John’s bio reads: ‘John Archbold DA (b. 1954) Studied at Glasgow School of Art in Drawing and Painting. In 1977 he was appointed Itinerant Teacher of Art and Design for the Isle of Mull. In 1983 he was appointed Principal Teacher of Art and Design at Tobermory High.
‘Throughout his teaching career spanning over 30 years he has always kept developing his own work through drawing and painting. Archbold’s work adopts the bluer light of the Hebrides and the rich variety of texture and colours presented by the sea and shore. He believes he takes an ‘honest stance to his subjects’, which has resulted in powerful statements about the land and seascapes of Mull which he has now adopted as his own.’
John’s work will be submitted with all the other submissions to our painting judge Robert Mathieson. There’s still time to enter all our Lockdown contests for artworks, essays and new tunes; usual email. Here’s John’s painting in full size:
I still find it hard to believe that there won’t be ANY live solo or band events this summer. In England lockdown restrictions are far more liberal than in our wee, currently benighted, country. But even with that, why can’t there be a solo contest in a Scottish field somewhere with distancing for pipers and listeners say from August?
Is it really beyond our whit to stage some sort of pipe band display along the same lines? Witness the military band playing at the Trooping of the Colour at Windsor last weekend. I think we have been terribly quick to cancel everything. We have all of July, August and September to go before summer ends.
I’ve probably got this wrong, but from memory Phase 4 of our lockdown easing starts on August 11 when ‘Gatherings and occasions: Mass gatherings could resume in line with public health advice’ and travel for leisure is allowed.
Reader Ian Forbes has supplied this apropos disinfecting: ‘The British Army have been using Citriodiol Spray as a protection against Covid-19. ‘It’s a lemon eucalyptus oil extract previously marketed as an insect repellent, and was shown to be effective against the SARS virus (another coronavirus).
‘The advantage is that it is a spray which is safe and can easily be used in outdoor settings. It can be used on skin, and could also be used on objects that are being touched regularly. Porton Down have been asked to look at its effectiveness in a new study, but to my knowledge they have not yet reported results. It could provide extra protection for pipe band personnel.
Well done to all those pipers who gave a tune last Friday in support of the 80th Anniversay of St Valery. One such was Eosaph Caimbeul:
A reader has come across this newspaper clipping from the Scotsman: ‘If it was your life dream to be the first to play bagpipes in space – sorry, Kjell Lindgren is the first to gain that accolade as he played Amazing Grace on board the International Space Station, as a tribute to a colleague [a Dr Hurst].

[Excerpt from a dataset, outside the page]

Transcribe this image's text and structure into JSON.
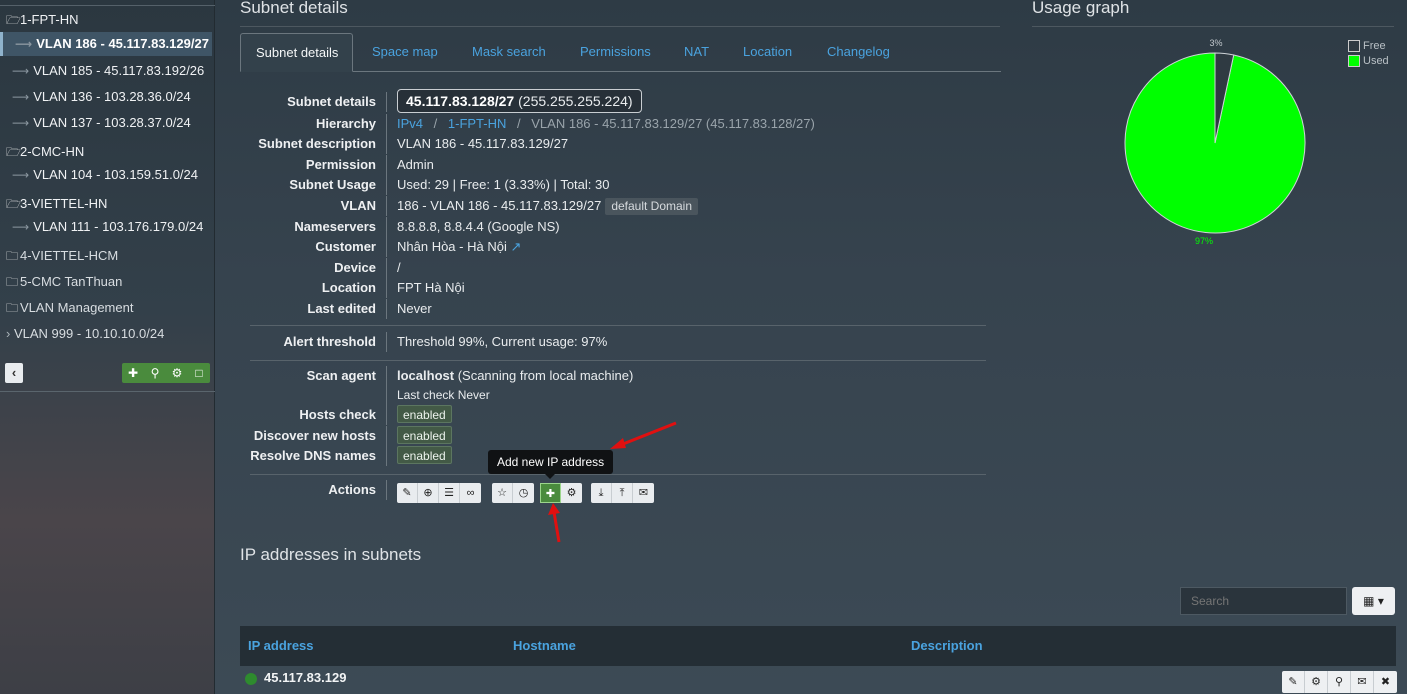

‘The bagpipes were made by McCallum Bagpipes, based in Kilmarnock, Scotland. Kenny MacLeod, the proprietor, was delighted that his pipes became the first to be played in space. Mr Macleod told BBC Scotland the 42-year-old astronaut had got in touch two years ago to say he was going to the space station and wanted to play the pipes while he was there.
‘In a video recorded in the last few days, Mr Lindgren said all of them had come into contact with Dr Hurst during their training and were ‘shocked and saddened’ to hear about his death. Dr Hurst worked for US engineering company Wyle Science as a research scientist and instructor.’
Donald MacLeod Tunes – ‘Play Along’ Lessons£2.00 – £2.50
Bagpiper’s Handbook – Handy Maintenance Tips£8.50
Bagpipes – DN4A – High Quality Set in Plain Silver£150.00 – £1,800.00